What the exercise asks: Find each line of the material below in which the word "Arizona" occurs, and return it.

[Available records Boundary: Start]

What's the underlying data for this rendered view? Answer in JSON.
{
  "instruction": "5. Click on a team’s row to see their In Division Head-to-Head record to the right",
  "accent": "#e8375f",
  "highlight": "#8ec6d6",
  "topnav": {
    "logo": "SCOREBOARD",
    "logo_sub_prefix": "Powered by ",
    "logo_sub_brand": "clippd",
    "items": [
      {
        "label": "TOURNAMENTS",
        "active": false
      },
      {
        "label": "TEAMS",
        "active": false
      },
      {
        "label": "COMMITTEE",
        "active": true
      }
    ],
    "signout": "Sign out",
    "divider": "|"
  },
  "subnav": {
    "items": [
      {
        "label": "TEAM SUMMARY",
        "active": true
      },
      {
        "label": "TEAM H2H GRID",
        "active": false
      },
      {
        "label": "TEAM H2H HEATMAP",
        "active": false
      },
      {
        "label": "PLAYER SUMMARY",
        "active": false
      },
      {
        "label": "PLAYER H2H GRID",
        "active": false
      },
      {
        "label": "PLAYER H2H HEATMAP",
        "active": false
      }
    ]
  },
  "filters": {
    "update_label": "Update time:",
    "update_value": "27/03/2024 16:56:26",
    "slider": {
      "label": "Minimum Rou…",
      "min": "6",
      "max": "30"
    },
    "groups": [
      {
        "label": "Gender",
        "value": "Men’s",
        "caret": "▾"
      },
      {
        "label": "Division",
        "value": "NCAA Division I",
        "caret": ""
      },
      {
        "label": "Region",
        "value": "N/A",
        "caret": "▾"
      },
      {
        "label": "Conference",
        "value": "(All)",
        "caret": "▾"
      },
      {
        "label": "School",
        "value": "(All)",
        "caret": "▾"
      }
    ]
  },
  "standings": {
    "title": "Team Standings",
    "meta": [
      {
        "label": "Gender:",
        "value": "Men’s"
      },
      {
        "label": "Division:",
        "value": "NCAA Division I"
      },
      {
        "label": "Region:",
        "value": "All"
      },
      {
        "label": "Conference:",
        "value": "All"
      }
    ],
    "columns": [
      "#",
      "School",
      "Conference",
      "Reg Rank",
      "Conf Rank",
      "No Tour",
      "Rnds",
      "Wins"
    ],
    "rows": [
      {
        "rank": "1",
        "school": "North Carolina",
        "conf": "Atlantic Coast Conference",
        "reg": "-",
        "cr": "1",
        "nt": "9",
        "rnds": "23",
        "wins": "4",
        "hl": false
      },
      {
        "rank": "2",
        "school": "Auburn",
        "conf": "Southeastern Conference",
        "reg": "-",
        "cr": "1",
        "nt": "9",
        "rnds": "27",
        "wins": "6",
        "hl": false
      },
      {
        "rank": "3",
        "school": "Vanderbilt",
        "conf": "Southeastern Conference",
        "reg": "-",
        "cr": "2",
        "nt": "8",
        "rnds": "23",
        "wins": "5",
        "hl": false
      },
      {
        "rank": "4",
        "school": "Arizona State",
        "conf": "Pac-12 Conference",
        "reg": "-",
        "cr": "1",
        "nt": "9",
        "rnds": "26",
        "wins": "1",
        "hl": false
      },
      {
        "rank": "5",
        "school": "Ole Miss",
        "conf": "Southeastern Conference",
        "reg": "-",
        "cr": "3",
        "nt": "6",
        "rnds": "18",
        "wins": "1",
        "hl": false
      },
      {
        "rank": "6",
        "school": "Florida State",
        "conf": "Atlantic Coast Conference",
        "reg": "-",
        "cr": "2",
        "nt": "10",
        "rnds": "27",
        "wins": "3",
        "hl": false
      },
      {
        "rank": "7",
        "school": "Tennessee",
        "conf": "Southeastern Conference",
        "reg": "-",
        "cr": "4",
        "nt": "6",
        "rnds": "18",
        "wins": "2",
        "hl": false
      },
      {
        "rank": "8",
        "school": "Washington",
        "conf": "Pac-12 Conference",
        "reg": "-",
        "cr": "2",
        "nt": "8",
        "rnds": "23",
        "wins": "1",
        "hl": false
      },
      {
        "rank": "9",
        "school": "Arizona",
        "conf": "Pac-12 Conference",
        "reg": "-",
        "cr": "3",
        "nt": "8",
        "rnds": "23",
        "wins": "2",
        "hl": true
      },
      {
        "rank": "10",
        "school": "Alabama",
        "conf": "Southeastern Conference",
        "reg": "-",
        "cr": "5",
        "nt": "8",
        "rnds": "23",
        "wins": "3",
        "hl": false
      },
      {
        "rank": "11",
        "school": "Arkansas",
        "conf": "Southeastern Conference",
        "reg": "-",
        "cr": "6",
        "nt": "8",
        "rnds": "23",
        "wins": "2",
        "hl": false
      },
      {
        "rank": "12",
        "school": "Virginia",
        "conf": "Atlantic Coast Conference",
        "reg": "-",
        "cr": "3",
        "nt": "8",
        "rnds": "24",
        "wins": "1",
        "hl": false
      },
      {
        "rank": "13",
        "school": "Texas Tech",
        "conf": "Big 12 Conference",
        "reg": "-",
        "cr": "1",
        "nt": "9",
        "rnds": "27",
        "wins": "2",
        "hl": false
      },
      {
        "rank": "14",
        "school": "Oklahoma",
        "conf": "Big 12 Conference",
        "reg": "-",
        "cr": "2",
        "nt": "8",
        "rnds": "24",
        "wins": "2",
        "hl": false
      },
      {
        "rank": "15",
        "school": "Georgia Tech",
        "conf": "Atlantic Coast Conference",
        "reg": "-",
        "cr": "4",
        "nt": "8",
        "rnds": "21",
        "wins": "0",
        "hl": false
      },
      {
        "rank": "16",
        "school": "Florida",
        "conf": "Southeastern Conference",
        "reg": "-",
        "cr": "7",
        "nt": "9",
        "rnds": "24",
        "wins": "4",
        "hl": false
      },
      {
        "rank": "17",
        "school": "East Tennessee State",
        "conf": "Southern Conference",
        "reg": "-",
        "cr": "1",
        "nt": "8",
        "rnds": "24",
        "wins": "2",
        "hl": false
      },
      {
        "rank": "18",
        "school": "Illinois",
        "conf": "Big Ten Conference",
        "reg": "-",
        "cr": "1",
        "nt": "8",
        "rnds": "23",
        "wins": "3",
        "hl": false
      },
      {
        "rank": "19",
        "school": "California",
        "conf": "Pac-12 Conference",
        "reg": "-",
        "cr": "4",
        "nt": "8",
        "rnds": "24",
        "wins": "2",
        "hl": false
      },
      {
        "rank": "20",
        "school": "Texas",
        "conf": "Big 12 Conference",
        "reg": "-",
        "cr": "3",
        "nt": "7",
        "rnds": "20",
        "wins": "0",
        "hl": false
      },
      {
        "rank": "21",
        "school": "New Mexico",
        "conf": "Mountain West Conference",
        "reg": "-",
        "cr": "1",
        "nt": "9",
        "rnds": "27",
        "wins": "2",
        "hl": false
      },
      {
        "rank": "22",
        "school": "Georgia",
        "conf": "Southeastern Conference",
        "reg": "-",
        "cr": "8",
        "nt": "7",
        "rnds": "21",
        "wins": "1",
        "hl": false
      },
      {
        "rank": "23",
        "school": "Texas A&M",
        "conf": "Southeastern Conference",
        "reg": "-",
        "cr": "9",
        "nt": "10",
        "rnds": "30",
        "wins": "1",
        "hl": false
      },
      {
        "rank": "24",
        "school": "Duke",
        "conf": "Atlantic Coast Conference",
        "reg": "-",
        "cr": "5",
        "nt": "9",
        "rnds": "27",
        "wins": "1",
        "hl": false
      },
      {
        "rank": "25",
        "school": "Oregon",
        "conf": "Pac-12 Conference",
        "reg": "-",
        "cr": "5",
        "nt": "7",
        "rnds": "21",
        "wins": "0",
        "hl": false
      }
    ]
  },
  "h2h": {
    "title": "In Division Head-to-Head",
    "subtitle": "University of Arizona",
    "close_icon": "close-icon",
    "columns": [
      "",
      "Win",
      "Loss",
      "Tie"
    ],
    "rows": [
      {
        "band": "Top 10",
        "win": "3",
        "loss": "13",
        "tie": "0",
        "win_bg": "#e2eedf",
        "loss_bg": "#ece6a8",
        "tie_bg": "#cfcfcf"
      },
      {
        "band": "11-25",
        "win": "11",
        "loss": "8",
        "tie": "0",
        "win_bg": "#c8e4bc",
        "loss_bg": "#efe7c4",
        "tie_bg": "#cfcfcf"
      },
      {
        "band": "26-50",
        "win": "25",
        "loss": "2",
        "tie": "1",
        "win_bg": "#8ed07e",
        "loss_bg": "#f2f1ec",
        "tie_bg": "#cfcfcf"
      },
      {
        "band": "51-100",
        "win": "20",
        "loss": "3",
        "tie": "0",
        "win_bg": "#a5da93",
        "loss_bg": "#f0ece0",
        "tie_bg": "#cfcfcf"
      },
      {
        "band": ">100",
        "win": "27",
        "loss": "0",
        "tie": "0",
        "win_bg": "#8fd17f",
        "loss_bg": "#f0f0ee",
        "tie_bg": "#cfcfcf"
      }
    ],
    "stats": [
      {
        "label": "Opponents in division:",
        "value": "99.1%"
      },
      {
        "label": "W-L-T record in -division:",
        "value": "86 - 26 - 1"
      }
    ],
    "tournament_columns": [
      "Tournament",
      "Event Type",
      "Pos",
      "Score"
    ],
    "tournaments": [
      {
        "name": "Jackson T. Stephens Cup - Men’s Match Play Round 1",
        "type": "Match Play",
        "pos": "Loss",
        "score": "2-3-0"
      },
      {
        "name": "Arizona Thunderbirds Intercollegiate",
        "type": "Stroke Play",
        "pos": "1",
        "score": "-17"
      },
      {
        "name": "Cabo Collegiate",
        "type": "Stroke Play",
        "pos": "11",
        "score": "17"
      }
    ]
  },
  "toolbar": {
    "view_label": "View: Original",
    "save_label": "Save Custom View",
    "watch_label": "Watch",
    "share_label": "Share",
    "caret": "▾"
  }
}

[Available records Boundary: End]

Solution for this exercise:
        "school": "Arizona State",
        "school": "Arizona",
    "subtitle": "University of Arizona",
        "name": "Arizona Thunderbirds Intercollegiate",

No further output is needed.